Wednesday, March 23, 2011

.XXX as a Top Level Domain

For those of you that haven't been following it, the tag .xxx has been approved as a voluntary sponsored top level domain (sTLD) by ICANN (The Internet Corporation for Assigned Names and Numbers) putting it on equal footing with other sTLDs such as .gov and .edu.

That's a lot to digest so I'll try to explain it as simply as possible.  Essentially the .xxx ending is available to adult websites who want to use it.  Think of it as a .travel, or .museum, it's just a domain that can highlight the content of a particular site.  Typically those that use sTLDs have to prove that they are a member of that particular subgroup so creating a website called BillSmith.xxx because you hate your neighbor Bill isn't going to fly (unless Bill moonlights as a pornstar).

The move is kind of curious because no one has really come out in favor of it.  Those with a vested interest in porn such as kink.com are almost wholeheartedly against it.  The most immediate concern is that companies are going to have to register several .xxx website to protect their brand and keep people from hijacking their name, which at around $75 a pop for each domain will get expensive in a hurry.

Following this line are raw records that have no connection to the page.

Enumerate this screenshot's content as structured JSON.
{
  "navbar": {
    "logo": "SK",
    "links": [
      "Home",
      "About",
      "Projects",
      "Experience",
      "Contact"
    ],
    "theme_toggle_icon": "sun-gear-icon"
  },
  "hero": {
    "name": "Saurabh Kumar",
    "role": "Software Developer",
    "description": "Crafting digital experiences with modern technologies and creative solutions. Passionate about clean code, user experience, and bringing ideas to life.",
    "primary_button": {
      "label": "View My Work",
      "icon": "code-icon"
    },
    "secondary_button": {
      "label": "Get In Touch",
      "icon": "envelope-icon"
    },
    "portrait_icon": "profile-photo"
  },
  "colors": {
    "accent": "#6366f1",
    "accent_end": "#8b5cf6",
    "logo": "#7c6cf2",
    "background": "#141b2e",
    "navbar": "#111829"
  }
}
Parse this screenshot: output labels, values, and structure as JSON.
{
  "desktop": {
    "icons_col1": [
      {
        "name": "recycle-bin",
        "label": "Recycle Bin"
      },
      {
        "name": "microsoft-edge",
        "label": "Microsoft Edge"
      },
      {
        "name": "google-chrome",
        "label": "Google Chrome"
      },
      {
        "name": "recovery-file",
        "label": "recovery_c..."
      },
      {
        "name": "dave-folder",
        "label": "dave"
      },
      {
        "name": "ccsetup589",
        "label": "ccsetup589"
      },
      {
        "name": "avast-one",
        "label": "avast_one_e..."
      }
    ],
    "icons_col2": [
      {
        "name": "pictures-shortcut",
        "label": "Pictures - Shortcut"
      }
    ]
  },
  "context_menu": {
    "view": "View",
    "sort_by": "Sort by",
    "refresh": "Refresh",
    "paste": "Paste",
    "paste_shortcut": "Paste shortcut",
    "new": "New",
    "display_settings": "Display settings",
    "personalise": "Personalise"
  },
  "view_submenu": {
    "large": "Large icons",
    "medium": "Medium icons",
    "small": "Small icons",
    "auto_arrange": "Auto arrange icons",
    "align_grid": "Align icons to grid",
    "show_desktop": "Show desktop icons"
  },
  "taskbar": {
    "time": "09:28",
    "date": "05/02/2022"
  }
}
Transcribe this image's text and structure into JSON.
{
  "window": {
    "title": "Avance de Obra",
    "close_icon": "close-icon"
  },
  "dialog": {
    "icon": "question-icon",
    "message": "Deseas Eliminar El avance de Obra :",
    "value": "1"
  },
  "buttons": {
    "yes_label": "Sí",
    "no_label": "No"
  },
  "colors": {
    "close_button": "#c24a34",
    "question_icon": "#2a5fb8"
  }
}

The biggest hypothetical fear is censorship.  If porn is one day forced to move completely to the .xxx domain it gets much easier for ISPs to censor the material.  Filtering a domain is a lot easier than filtering individual sites based on content.  Plus what's to say one country's government won't mandate a move to .xxx domains, and another country's won't block .xxx domains altogether?  It's a no-win.  In itself the creation of a .xxx domain really doesn't do anything right now other than forcing a company like Kink to buy out kink.xxx and other sites before some jackass does and makes a mockery of their name.  But the frightening thing is what it opens the door to.  Making censorship easier can never be a good thing.

What's kind of funny is that anti-porn groups haven't been in favor of the .xxx domain either.  Groups like The War on Illegal Pornography feel it legitimizes porn's place on the internet and will open the doors to the spread of even more pornographic content proving with finality that they have no idea how the internet works or what is actually on it.  (Aside: Jesus fucking christ, you'd think The Coalition for the War on Illegal Pornography would have its own goddamn website if only to marginally decrease the percentage of websites on the internet that are pornographic simply by existing.)

Why ICANN pushed something through that no one really wanted is beyond me.  What's clear is that while this might not be a bad thing in itself, it is definitely a step in the wrong direction.

1 comment:

  1. What are some reasons why it would be a good idea?
    (it would replace .com or .net in pornography websites)
    Online Porn Video & Free Porn Videos

    ReplyDelete